Task item:
Although the entries contain pictures, only their words should be duplicated exactly.

↓↓↓

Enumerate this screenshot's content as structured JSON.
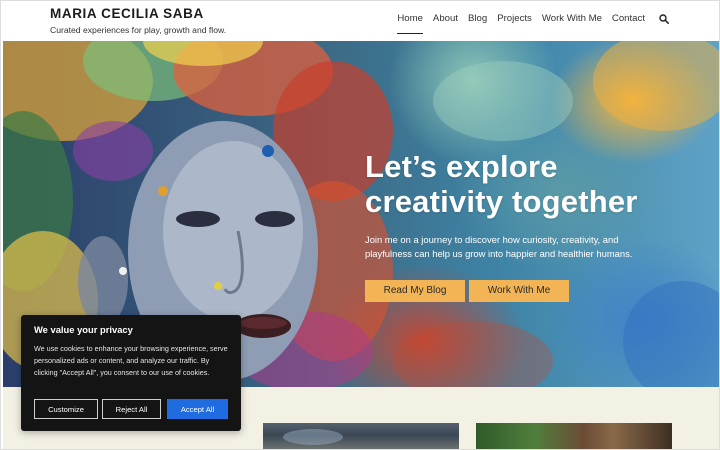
{
  "header": {
    "site_title": "MARIA CECILIA SABA",
    "tagline": "Curated experiences for play, growth and flow.",
    "nav": [
      {
        "label": "Home",
        "active": true
      },
      {
        "label": "About",
        "active": false
      },
      {
        "label": "Blog",
        "active": false
      },
      {
        "label": "Projects",
        "active": false
      },
      {
        "label": "Work With Me",
        "active": false
      },
      {
        "label": "Contact",
        "active": false
      }
    ],
    "search_icon": "search-icon"
  },
  "hero": {
    "heading_line1": "Let’s explore",
    "heading_line2": "creativity together",
    "subtitle": "Join me on a journey to discover how curiosity, creativity, and playfulness can help us grow into happier and healthier humans.",
    "buttons": {
      "blog": "Read My Blog",
      "work": "Work With Me"
    },
    "button_color": "#f2b455"
  },
  "cookie_banner": {
    "title": "We value your privacy",
    "text": "We use cookies to enhance your browsing experience, serve personalized ads or content, and analyze our traffic. By clicking \"Accept All\", you consent to our use of cookies.",
    "buttons": {
      "customize": "Customize",
      "reject": "Reject All",
      "accept": "Accept All"
    },
    "accept_color": "#1e6ce0"
  }
}
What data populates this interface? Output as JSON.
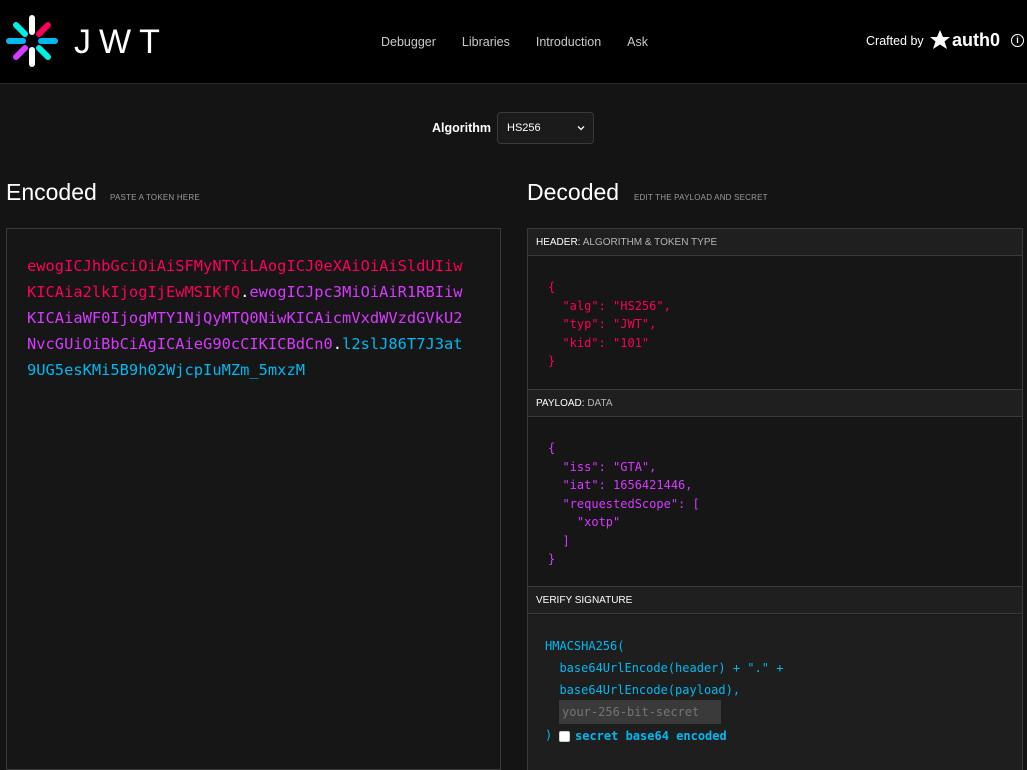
{
  "brand": {
    "logo_text": "JWT"
  },
  "nav": {
    "items": [
      "Debugger",
      "Libraries",
      "Introduction",
      "Ask"
    ]
  },
  "crafted": {
    "label": "Crafted by",
    "company": "auth0"
  },
  "algorithm": {
    "label": "Algorithm",
    "selected": "HS256"
  },
  "encoded": {
    "title": "Encoded",
    "subtitle": "PASTE A TOKEN HERE",
    "token_header": "ewogICJhbGciOiAiSFMyNTYiLAogICJ0eXAiOiAiSldUIiwKICAia2lkIjogIjEwMSIKfQ",
    "token_payload": "ewogICJpc3MiOiAiR1RBIiwKICAiaWF0IjogMTY1NjQyMTQ0NiwKICAicmVxdWVzdGVkU2NvcGUiOiBbCiAgICAieG90cCIKICBdCn0",
    "token_signature": "l2slJ86T7J3at9UG5esKMi5B9h02WjcpIuMZm_5mxzM",
    "dot": "."
  },
  "decoded": {
    "title": "Decoded",
    "subtitle": "EDIT THE PAYLOAD AND SECRET",
    "header_bar": {
      "label": "HEADER:",
      "sub": "ALGORITHM & TOKEN TYPE"
    },
    "header_json": "{\n  \"alg\": \"HS256\",\n  \"typ\": \"JWT\",\n  \"kid\": \"101\"\n}",
    "payload_bar": {
      "label": "PAYLOAD:",
      "sub": "DATA"
    },
    "payload_json": "{\n  \"iss\": \"GTA\",\n  \"iat\": 1656421446,\n  \"requestedScope\": [\n    \"xotp\"\n  ]\n}",
    "signature_bar": {
      "label": "VERIFY SIGNATURE"
    },
    "signature_code": "HMACSHA256(\n  base64UrlEncode(header) + \".\" +\n  base64UrlEncode(payload),\n",
    "secret_placeholder": "your-256-bit-secret",
    "closing_paren": ")",
    "checkbox_label": "secret base64 encoded"
  },
  "colors": {
    "header": "#fb015b",
    "payload": "#d63aff",
    "signature": "#00b9f1"
  }
}
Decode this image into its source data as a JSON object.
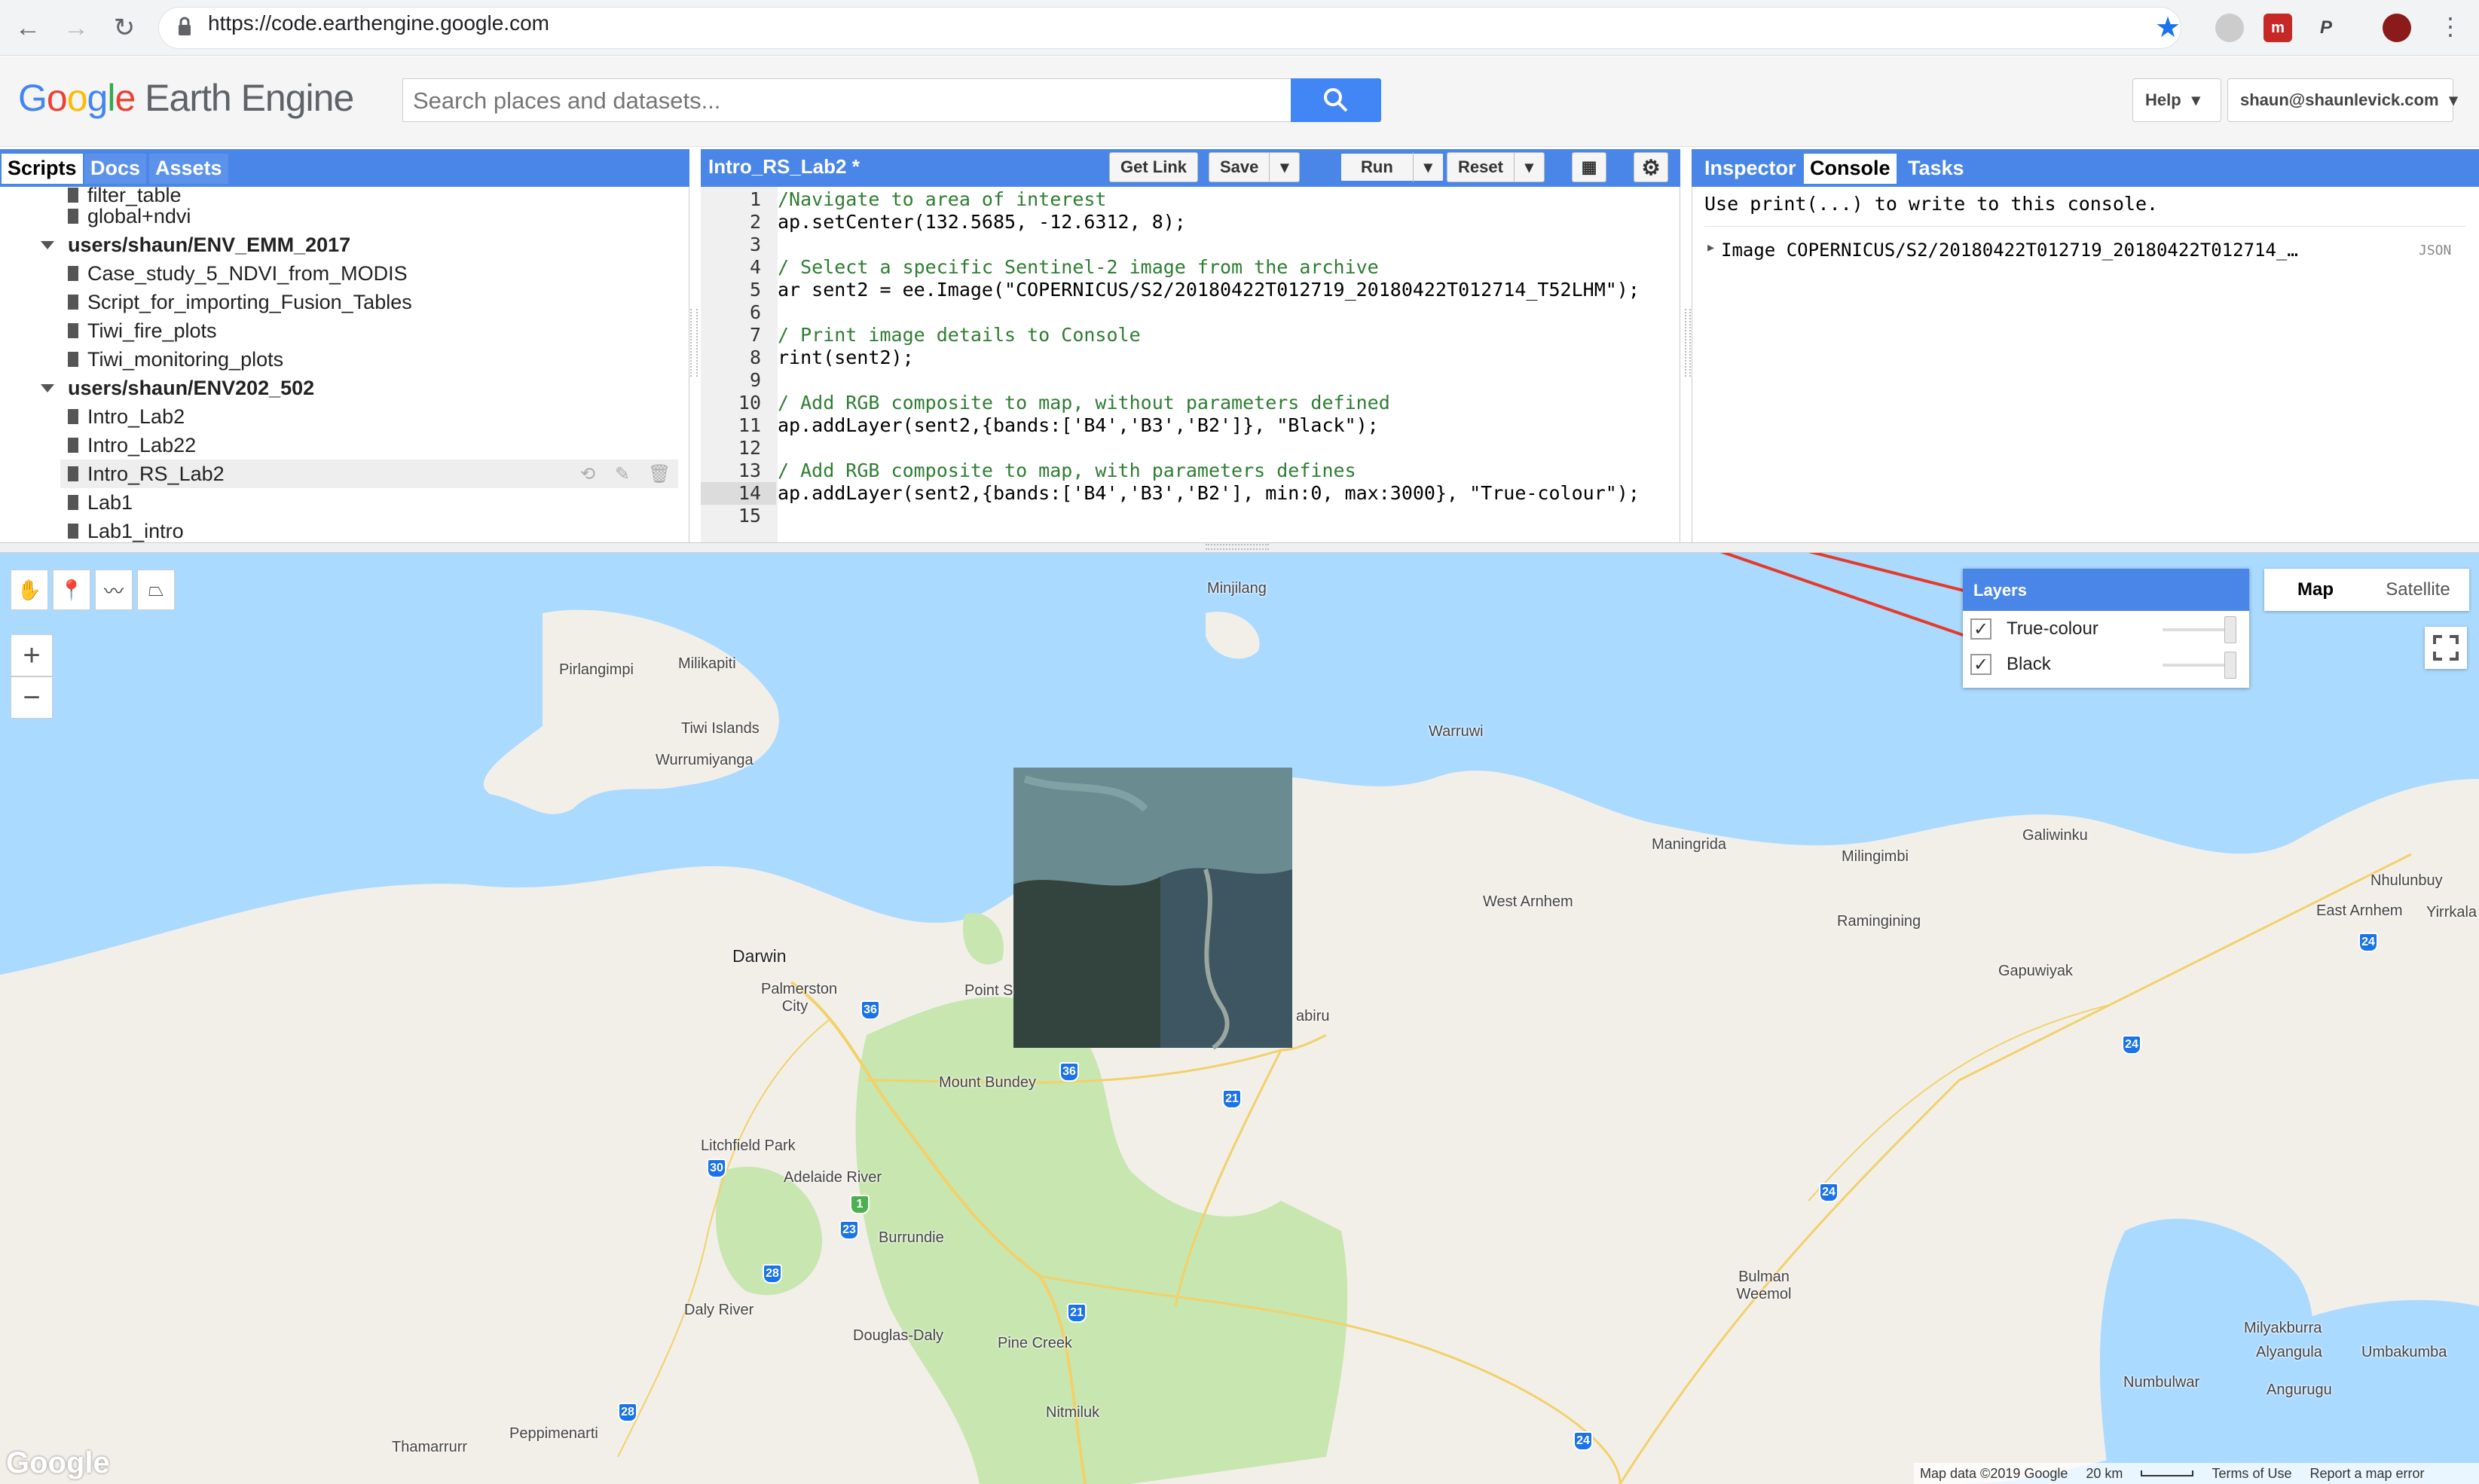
{
  "browser": {
    "url": "https://code.earthengine.google.com"
  },
  "header": {
    "logo_google": "Google",
    "logo_product": "Earth Engine",
    "search_placeholder": "Search places and datasets...",
    "help_label": "Help",
    "account_label": "shaun@shaunlevick.com"
  },
  "left_panel": {
    "tabs": [
      "Scripts",
      "Docs",
      "Assets"
    ],
    "tree": [
      {
        "label": "filter_table",
        "type": "file"
      },
      {
        "label": "global+ndvi",
        "type": "file"
      },
      {
        "label": "users/shaun/ENV_EMM_2017",
        "type": "folder"
      },
      {
        "label": "Case_study_5_NDVI_from_MODIS",
        "type": "file"
      },
      {
        "label": "Script_for_importing_Fusion_Tables",
        "type": "file"
      },
      {
        "label": "Tiwi_fire_plots",
        "type": "file"
      },
      {
        "label": "Tiwi_monitoring_plots",
        "type": "file"
      },
      {
        "label": "users/shaun/ENV202_502",
        "type": "folder"
      },
      {
        "label": "Intro_Lab2",
        "type": "file"
      },
      {
        "label": "Intro_Lab22",
        "type": "file"
      },
      {
        "label": "Intro_RS_Lab2",
        "type": "file"
      },
      {
        "label": "Lab1",
        "type": "file"
      },
      {
        "label": "Lab1_intro",
        "type": "file"
      }
    ]
  },
  "editor": {
    "title": "Intro_RS_Lab2 *",
    "buttons": {
      "get_link": "Get Link",
      "save": "Save",
      "run": "Run",
      "reset": "Reset"
    },
    "line_numbers": [
      "1",
      "2",
      "3",
      "4",
      "5",
      "6",
      "7",
      "8",
      "9",
      "10",
      "11",
      "12",
      "13",
      "14",
      "15"
    ],
    "lines": [
      "/Navigate to area of interest",
      "ap.setCenter(132.5685, -12.6312, 8);",
      "",
      "/ Select a specific Sentinel-2 image from the archive",
      "ar sent2 = ee.Image(\"COPERNICUS/S2/20180422T012719_20180422T012714_T52LHM\");",
      "",
      "/ Print image details to Console",
      "rint(sent2);",
      "",
      "/ Add RGB composite to map, without parameters defined",
      "ap.addLayer(sent2,{bands:['B4','B3','B2']}, \"Black\");",
      "",
      "/ Add RGB composite to map, with parameters defines",
      "ap.addLayer(sent2,{bands:['B4','B3','B2'], min:0, max:3000}, \"True-colour\");",
      ""
    ]
  },
  "right_panel": {
    "tabs": [
      "Inspector",
      "Console",
      "Tasks"
    ],
    "console_hint": "Use print(...) to write to this console.",
    "console_entry": "Image COPERNICUS/S2/20180422T012719_20180422T012714_…",
    "console_entry_tag": "JSON"
  },
  "map": {
    "layers_title": "Layers",
    "layers": [
      {
        "name": "True-colour",
        "checked": true
      },
      {
        "name": "Black",
        "checked": true
      }
    ],
    "map_type": [
      "Map",
      "Satellite"
    ],
    "labels": [
      "Minjilang",
      "Pirlangimpi",
      "Milikapiti",
      "Tiwi Islands",
      "Wurrumiyanga",
      "Warruwi",
      "Maningrida",
      "Galiwinku",
      "Milingimbi",
      "Nhulunbuy",
      "Yirrkala",
      "East Arnhem",
      "West Arnhem",
      "Ramingining",
      "Gapuwiyak",
      "Darwin",
      "Palmerston City",
      "Point S",
      "abiru",
      "Mount Bundey",
      "Litchfield Park",
      "Adelaide River",
      "Burrundie",
      "Daly River",
      "Douglas-Daly",
      "Pine Creek",
      "Nitmiluk",
      "Peppimenarti",
      "Thamarrurr",
      "Bulman Weemol",
      "Milyakburra",
      "Alyangula",
      "Umbakumba",
      "Numbulwar",
      "Angurugu"
    ],
    "road_shields": [
      "36",
      "36",
      "21",
      "30",
      "1",
      "23",
      "28",
      "21",
      "28",
      "24",
      "24",
      "24",
      "24"
    ],
    "attribution": {
      "data": "Map data ©2019 Google",
      "scale": "20 km",
      "terms": "Terms of Use",
      "report": "Report a map error"
    },
    "google_mark": "Google"
  },
  "colors": {
    "accent": "#4a86e8",
    "water": "#aadaff",
    "land": "#f2efe9",
    "park": "#c8e6b0",
    "arrow": "#e53a2a"
  }
}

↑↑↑

The answer:
Enumerate this screenshot's content as structured JSON.
{
  "header": {
    "site_title": "MARIA CECILIA SABA",
    "tagline": "Curated experiences for play, growth and flow.",
    "nav": [
      {
        "label": "Home",
        "active": true
      },
      {
        "label": "About",
        "active": false
      },
      {
        "label": "Blog",
        "active": false
      },
      {
        "label": "Projects",
        "active": false
      },
      {
        "label": "Work With Me",
        "active": false
      },
      {
        "label": "Contact",
        "active": false
      }
    ],
    "search_icon": "search-icon"
  },
  "hero": {
    "heading_line1": "Let’s explore",
    "heading_line2": "creativity together",
    "subtitle": "Join me on a journey to discover how curiosity, creativity, and playfulness can help us grow into happier and healthier humans.",
    "buttons": {
      "blog": "Read My Blog",
      "work": "Work With Me"
    },
    "button_color": "#f2b455"
  },
  "cookie_banner": {
    "title": "We value your privacy",
    "text": "We use cookies to enhance your browsing experience, serve personalized ads or content, and analyze our traffic. By clicking \"Accept All\", you consent to our use of cookies.",
    "buttons": {
      "customize": "Customize",
      "reject": "Reject All",
      "accept": "Accept All"
    },
    "accept_color": "#1e6ce0"
  }
}
What data populates this interface? Output as JSON.
{
  "brand": {
    "logo_text": "JWT"
  },
  "nav": {
    "items": [
      "Debugger",
      "Libraries",
      "Introduction",
      "Ask"
    ]
  },
  "crafted": {
    "label": "Crafted by",
    "company": "auth0"
  },
  "algorithm": {
    "label": "Algorithm",
    "selected": "HS256"
  },
  "encoded": {
    "title": "Encoded",
    "subtitle": "PASTE A TOKEN HERE",
    "token_header": "ewogICJhbGciOiAiSFMyNTYiLAogICJ0eXAiOiAiSldUIiwKICAia2lkIjogIjEwMSIKfQ",
    "token_payload": "ewogICJpc3MiOiAiR1RBIiwKICAiaWF0IjogMTY1NjQyMTQ0NiwKICAicmVxdWVzdGVkU2NvcGUiOiBbCiAgICAieG90cCIKICBdCn0",
    "token_signature": "l2slJ86T7J3at9UG5esKMi5B9h02WjcpIuMZm_5mxzM",
    "dot": "."
  },
  "decoded": {
    "title": "Decoded",
    "subtitle": "EDIT THE PAYLOAD AND SECRET",
    "header_bar": {
      "label": "HEADER:",
      "sub": "ALGORITHM & TOKEN TYPE"
    },
    "header_json": "{\n  \"alg\": \"HS256\",\n  \"typ\": \"JWT\",\n  \"kid\": \"101\"\n}",
    "payload_bar": {
      "label": "PAYLOAD:",
      "sub": "DATA"
    },
    "payload_json": "{\n  \"iss\": \"GTA\",\n  \"iat\": 1656421446,\n  \"requestedScope\": [\n    \"xotp\"\n  ]\n}",
    "signature_bar": {
      "label": "VERIFY SIGNATURE"
    },
    "signature_code": "HMACSHA256(\n  base64UrlEncode(header) + \".\" +\n  base64UrlEncode(payload),\n",
    "secret_placeholder": "your-256-bit-secret",
    "closing_paren": ")",
    "checkbox_label": "secret base64 encoded"
  },
  "colors": {
    "header": "#fb015b",
    "payload": "#d63aff",
    "signature": "#00b9f1"
  }
}
Decode this image into its source data as a JSON object.
{
  "browser": {
    "url": "https://code.earthengine.google.com"
  },
  "header": {
    "logo_google": "Google",
    "logo_product": "Earth Engine",
    "search_placeholder": "Search places and datasets...",
    "help_label": "Help",
    "account_label": "shaun@shaunlevick.com"
  },
  "left_panel": {
    "tabs": [
      "Scripts",
      "Docs",
      "Assets"
    ],
    "tree": [
      {
        "label": "filter_table",
        "type": "file"
      },
      {
        "label": "global+ndvi",
        "type": "file"
      },
      {
        "label": "users/shaun/ENV_EMM_2017",
        "type": "folder"
      },
      {
        "label": "Case_study_5_NDVI_from_MODIS",
        "type": "file"
      },
      {
        "label": "Script_for_importing_Fusion_Tables",
        "type": "file"
      },
      {
        "label": "Tiwi_fire_plots",
        "type": "file"
      },
      {
        "label": "Tiwi_monitoring_plots",
        "type": "file"
      },
      {
        "label": "users/shaun/ENV202_502",
        "type": "folder"
      },
      {
        "label": "Intro_Lab2",
        "type": "file"
      },
      {
        "label": "Intro_Lab22",
        "type": "file"
      },
      {
        "label": "Intro_RS_Lab2",
        "type": "file"
      },
      {
        "label": "Lab1",
        "type": "file"
      },
      {
        "label": "Lab1_intro",
        "type": "file"
      }
    ]
  },
  "editor": {
    "title": "Intro_RS_Lab2 *",
    "buttons": {
      "get_link": "Get Link",
      "save": "Save",
      "run": "Run",
      "reset": "Reset"
    },
    "line_numbers": [
      "1",
      "2",
      "3",
      "4",
      "5",
      "6",
      "7",
      "8",
      "9",
      "10",
      "11",
      "12",
      "13",
      "14",
      "15"
    ],
    "lines": [
      "/Navigate to area of interest",
      "ap.setCenter(132.5685, -12.6312, 8);",
      "",
      "/ Select a specific Sentinel-2 image from the archive",
      "ar sent2 = ee.Image(\"COPERNICUS/S2/20180422T012719_20180422T012714_T52LHM\");",
      "",
      "/ Print image details to Console",
      "rint(sent2);",
      "",
      "/ Add RGB composite to map, without parameters defined",
      "ap.addLayer(sent2,{bands:['B4','B3','B2']}, \"Black\");",
      "",
      "/ Add RGB composite to map, with parameters defines",
      "ap.addLayer(sent2,{bands:['B4','B3','B2'], min:0, max:3000}, \"True-colour\");",
      ""
    ]
  },
  "right_panel": {
    "tabs": [
      "Inspector",
      "Console",
      "Tasks"
    ],
    "console_hint": "Use print(...) to write to this console.",
    "console_entry": "Image COPERNICUS/S2/20180422T012719_20180422T012714_…",
    "console_entry_tag": "JSON"
  },
  "map": {
    "layers_title": "Layers",
    "layers": [
      {
        "name": "True-colour",
        "checked": true
      },
      {
        "name": "Black",
        "checked": true
      }
    ],
    "map_type": [
      "Map",
      "Satellite"
    ],
    "labels": [
      "Minjilang",
      "Pirlangimpi",
      "Milikapiti",
      "Tiwi Islands",
      "Wurrumiyanga",
      "Warruwi",
      "Maningrida",
      "Galiwinku",
      "Milingimbi",
      "Nhulunbuy",
      "Yirrkala",
      "East Arnhem",
      "West Arnhem",
      "Ramingining",
      "Gapuwiyak",
      "Darwin",
      "Palmerston City",
      "Point S",
      "abiru",
      "Mount Bundey",
      "Litchfield Park",
      "Adelaide River",
      "Burrundie",
      "Daly River",
      "Douglas-Daly",
      "Pine Creek",
      "Nitmiluk",
      "Peppimenarti",
      "Thamarrurr",
      "Bulman Weemol",
      "Milyakburra",
      "Alyangula",
      "Umbakumba",
      "Numbulwar",
      "Angurugu"
    ],
    "road_shields": [
      "36",
      "36",
      "21",
      "30",
      "1",
      "23",
      "28",
      "21",
      "28",
      "24",
      "24",
      "24",
      "24"
    ],
    "attribution": {
      "data": "Map data ©2019 Google",
      "scale": "20 km",
      "terms": "Terms of Use",
      "report": "Report a map error"
    },
    "google_mark": "Google"
  },
  "colors": {
    "accent": "#4a86e8",
    "water": "#aadaff",
    "land": "#f2efe9",
    "park": "#c8e6b0",
    "arrow": "#e53a2a"
  }
}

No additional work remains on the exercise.